WORK INSTRUCTIONS: Go line by line through the entries below and copy those containing the string "latte".
=== Section Start ===
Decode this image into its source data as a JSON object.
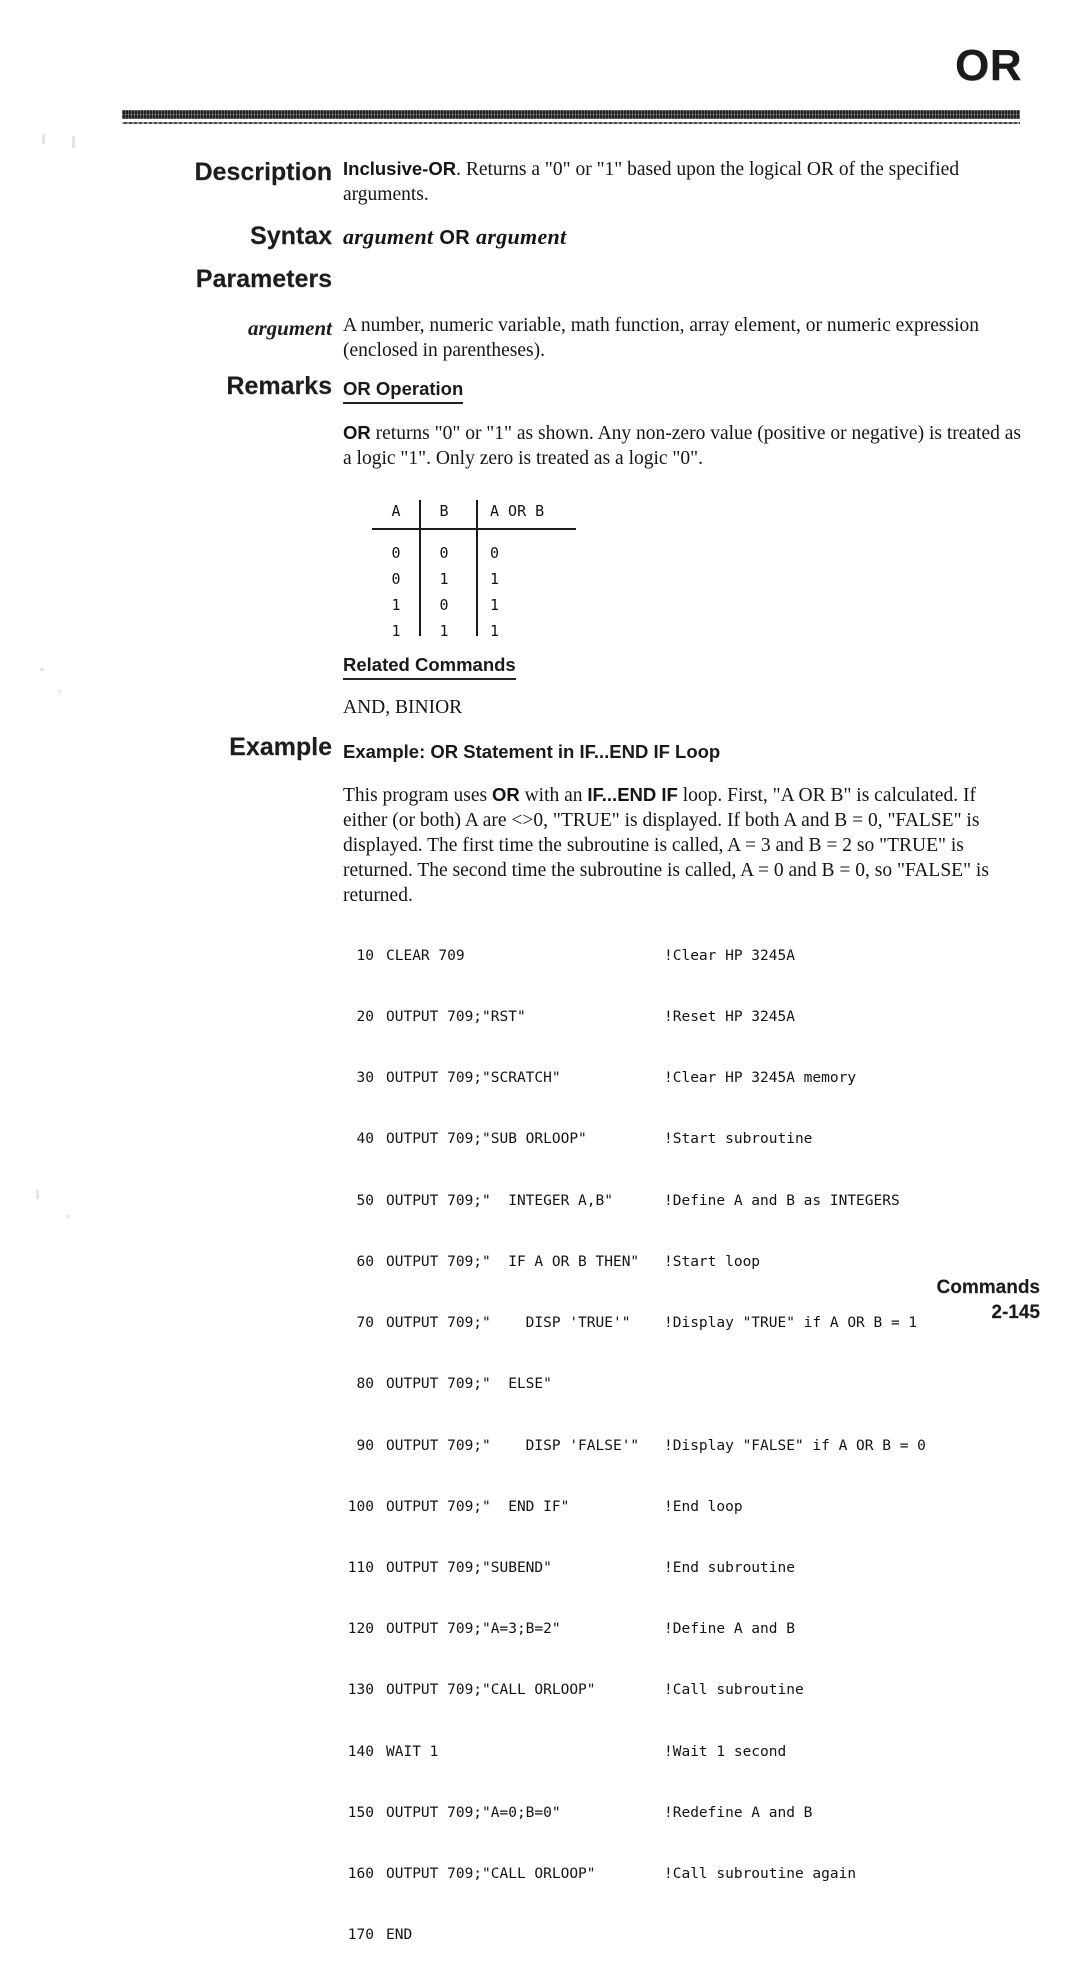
{
  "header": {
    "command_title": "OR"
  },
  "sections": {
    "description": {
      "label": "Description",
      "lead": "Inclusive-OR",
      "text": ". Returns a \"0\" or \"1\" based upon the logical OR of the specified arguments."
    },
    "syntax": {
      "label": "Syntax",
      "arg_left": "argument",
      "operator": "OR",
      "arg_right": "argument"
    },
    "parameters": {
      "label": "Parameters",
      "arg_label": "argument",
      "arg_text": "A number, numeric variable, math function, array element, or numeric expression (enclosed in parentheses)."
    },
    "remarks": {
      "label": "Remarks",
      "operation_heading": "OR Operation",
      "operation_bold": "OR",
      "operation_text": " returns \"0\" or \"1\" as shown.  Any non-zero value (positive or negative) is treated as a logic \"1\".  Only zero is treated as a logic \"0\".",
      "related_heading": "Related Commands",
      "related_commands": "AND, BINIOR"
    },
    "example": {
      "label": "Example",
      "heading": "Example: OR Statement in IF...END IF Loop",
      "paragraph_1": "This program uses ",
      "paragraph_b1": "OR",
      "paragraph_2": " with an ",
      "paragraph_b2": "IF...END IF",
      "paragraph_3": " loop.  First, \"A OR B\" is calculated.  If either (or both) A are <>0, \"TRUE\" is displayed.  If both A and B = 0, \"FALSE\" is displayed.  The first time the subroutine is called, A = 3 and B = 2 so \"TRUE\" is returned.  The second time the subroutine is called, A = 0 and B = 0, so \"FALSE\" is returned."
    }
  },
  "truth_table": {
    "headers": [
      "A",
      "B",
      "A OR B"
    ],
    "rows": [
      [
        "0",
        "0",
        "0"
      ],
      [
        "0",
        "1",
        "1"
      ],
      [
        "1",
        "0",
        "1"
      ],
      [
        "1",
        "1",
        "1"
      ]
    ]
  },
  "code_listing": [
    {
      "num": "10",
      "stmt": "CLEAR 709",
      "comment": "!Clear HP 3245A"
    },
    {
      "num": "20",
      "stmt": "OUTPUT 709;\"RST\"",
      "comment": "!Reset HP 3245A"
    },
    {
      "num": "30",
      "stmt": "OUTPUT 709;\"SCRATCH\"",
      "comment": "!Clear HP 3245A memory"
    },
    {
      "num": "40",
      "stmt": "OUTPUT 709;\"SUB ORLOOP\"",
      "comment": "!Start subroutine"
    },
    {
      "num": "50",
      "stmt": "OUTPUT 709;\"  INTEGER A,B\"",
      "comment": "!Define A and B as INTEGERS"
    },
    {
      "num": "60",
      "stmt": "OUTPUT 709;\"  IF A OR B THEN\"",
      "comment": "!Start loop"
    },
    {
      "num": "70",
      "stmt": "OUTPUT 709;\"    DISP 'TRUE'\"",
      "comment": "!Display \"TRUE\" if A OR B = 1"
    },
    {
      "num": "80",
      "stmt": "OUTPUT 709;\"  ELSE\"",
      "comment": ""
    },
    {
      "num": "90",
      "stmt": "OUTPUT 709;\"    DISP 'FALSE'\"",
      "comment": "!Display \"FALSE\" if A OR B = 0"
    },
    {
      "num": "100",
      "stmt": "OUTPUT 709;\"  END IF\"",
      "comment": "!End loop"
    },
    {
      "num": "110",
      "stmt": "OUTPUT 709;\"SUBEND\"",
      "comment": "!End subroutine"
    },
    {
      "num": "120",
      "stmt": "OUTPUT 709;\"A=3;B=2\"",
      "comment": "!Define A and B"
    },
    {
      "num": "130",
      "stmt": "OUTPUT 709;\"CALL ORLOOP\"",
      "comment": "!Call subroutine"
    },
    {
      "num": "140",
      "stmt": "WAIT 1",
      "comment": "!Wait 1 second"
    },
    {
      "num": "150",
      "stmt": "OUTPUT 709;\"A=0;B=0\"",
      "comment": "!Redefine A and B"
    },
    {
      "num": "160",
      "stmt": "OUTPUT 709;\"CALL ORLOOP\"",
      "comment": "!Call subroutine again"
    },
    {
      "num": "170",
      "stmt": "END",
      "comment": ""
    }
  ],
  "footer": {
    "chapter": "Commands",
    "page_number": "2-145"
  }
}
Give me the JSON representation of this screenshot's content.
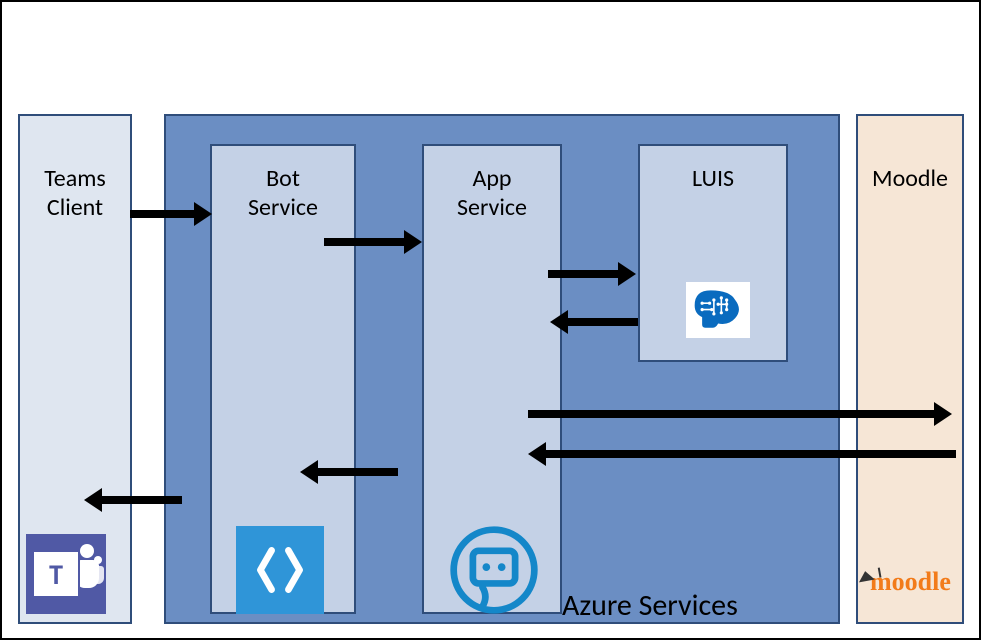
{
  "diagram": {
    "columns": {
      "teams": {
        "title_line1": "Teams",
        "title_line2": "Client"
      },
      "azure": {
        "title": "Azure Services"
      },
      "bot": {
        "title_line1": "Bot",
        "title_line2": "Service"
      },
      "app": {
        "title_line1": "App",
        "title_line2": "Service"
      },
      "luis": {
        "title": "LUIS"
      },
      "moodle": {
        "title": "Moodle",
        "logo_text": "moodle"
      }
    },
    "icons": {
      "teams": "microsoft-teams-icon",
      "bot": "azure-bot-service-icon",
      "app": "azure-cognitive-app-icon",
      "luis": "luis-brain-icon",
      "moodle": "moodle-logo"
    },
    "arrows": [
      {
        "id": "teams-to-bot",
        "from": "teams",
        "to": "bot",
        "dir": "right"
      },
      {
        "id": "bot-to-app",
        "from": "bot",
        "to": "app",
        "dir": "right"
      },
      {
        "id": "app-to-luis",
        "from": "app",
        "to": "luis",
        "dir": "right"
      },
      {
        "id": "luis-to-app",
        "from": "luis",
        "to": "app",
        "dir": "left"
      },
      {
        "id": "app-to-moodle",
        "from": "app",
        "to": "moodle",
        "dir": "right"
      },
      {
        "id": "moodle-to-app",
        "from": "moodle",
        "to": "app",
        "dir": "left"
      },
      {
        "id": "app-to-bot",
        "from": "app",
        "to": "bot",
        "dir": "left"
      },
      {
        "id": "bot-to-teams",
        "from": "bot",
        "to": "teams",
        "dir": "left"
      }
    ],
    "colors": {
      "outer_border": "#000000",
      "azure_bg": "#6b8ec3",
      "inner_bg": "#c4d1e6",
      "teams_bg": "#dfe6f0",
      "moodle_bg": "#f6e6d6",
      "box_border": "#2f4d7a",
      "moodle_orange": "#f27b1a",
      "teams_purple": "#5059a5",
      "azure_blue": "#2f95d8"
    }
  }
}
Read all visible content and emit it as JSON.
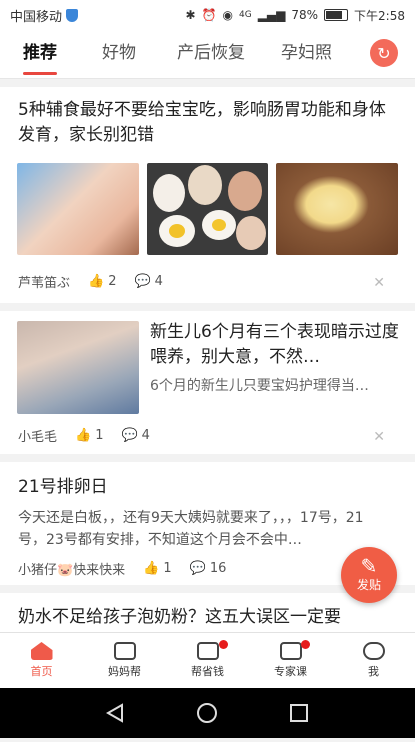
{
  "status_bar": {
    "carrier": "中国移动",
    "network": "4G",
    "battery": "78%",
    "time": "下午2:58"
  },
  "tabs": [
    {
      "label": "推荐",
      "active": true
    },
    {
      "label": "好物",
      "active": false
    },
    {
      "label": "产后恢复",
      "active": false
    },
    {
      "label": "孕妇照",
      "active": false
    }
  ],
  "articles": [
    {
      "title": "5种辅食最好不要给宝宝吃，影响肠胃功能和身体发育，家长别犯错",
      "author": "芦苇笛ぶ",
      "likes": "2",
      "comments": "4"
    },
    {
      "title": "新生儿6个月有三个表现暗示过度喂养，别大意，不然…",
      "summary": "6个月的新生儿只要宝妈护理得当…",
      "author": "小毛毛",
      "likes": "1",
      "comments": "4"
    },
    {
      "title": "21号排卵日",
      "summary": "今天还是白板，，还有9天大姨妈就要来了，，，17号，21号，23号都有安排，不知道这个月会不会中…",
      "author": "小猪仔🐷快来快来",
      "likes": "1",
      "comments": "16"
    },
    {
      "title": "奶水不足给孩子泡奶粉？这五大误区一定要"
    }
  ],
  "fab": {
    "label": "发贴"
  },
  "bottom_nav": [
    {
      "label": "首页",
      "active": true
    },
    {
      "label": "妈妈帮",
      "active": false
    },
    {
      "label": "帮省钱",
      "active": false
    },
    {
      "label": "专家课",
      "active": false
    },
    {
      "label": "我",
      "active": false
    }
  ],
  "colors": {
    "accent": "#ef5a4a",
    "badge": "#e61c1c"
  }
}
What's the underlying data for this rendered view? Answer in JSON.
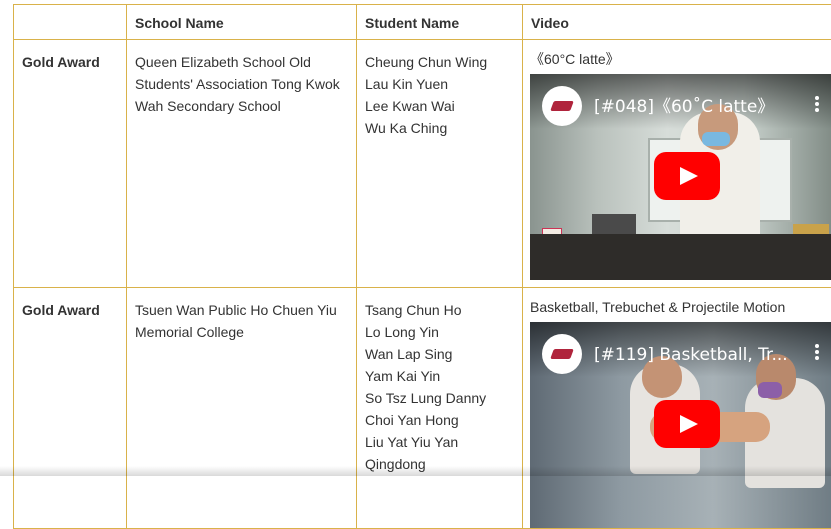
{
  "table": {
    "headers": [
      "",
      "School Name",
      "Student Name",
      "Video"
    ],
    "rows": [
      {
        "award": "Gold Award",
        "school": "Queen Elizabeth School Old Students' Association Tong Kwok Wah Secondary School",
        "students": [
          "Cheung Chun Wing",
          "Lau Kin Yuen",
          "Lee Kwan Wai",
          "Wu Ka Ching"
        ],
        "video_title": "《60°C latte》",
        "player_title": "[#048]《60˚C latte》"
      },
      {
        "award": "Gold Award",
        "school": "Tsuen Wan Public Ho Chuen Yiu Memorial College",
        "students": [
          "Tsang Chun Ho",
          "Lo Long Yin",
          "Wan Lap Sing",
          "Yam Kai Yin",
          "So Tsz Lung Danny",
          "Choi Yan Hong",
          "Liu Yat Yiu Yan",
          "Qingdong"
        ],
        "video_title": "Basketball, Trebuchet & Projectile Motion",
        "player_title": "[#119] Basketball, Tr..."
      }
    ]
  },
  "icons": {
    "play": "youtube-play-icon",
    "more": "more-vertical-icon",
    "channel": "channel-logo-icon"
  },
  "colors": {
    "border": "#d9b24a",
    "play_button": "#ff0000"
  }
}
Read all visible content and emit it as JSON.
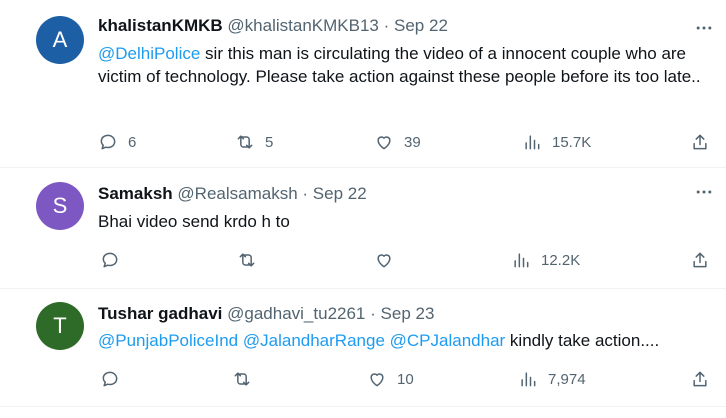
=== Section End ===
EXERCISE OUTPUT:
        "video_title": "《60°C latte》",
        "player_title": "[#048]《60˚C latte》"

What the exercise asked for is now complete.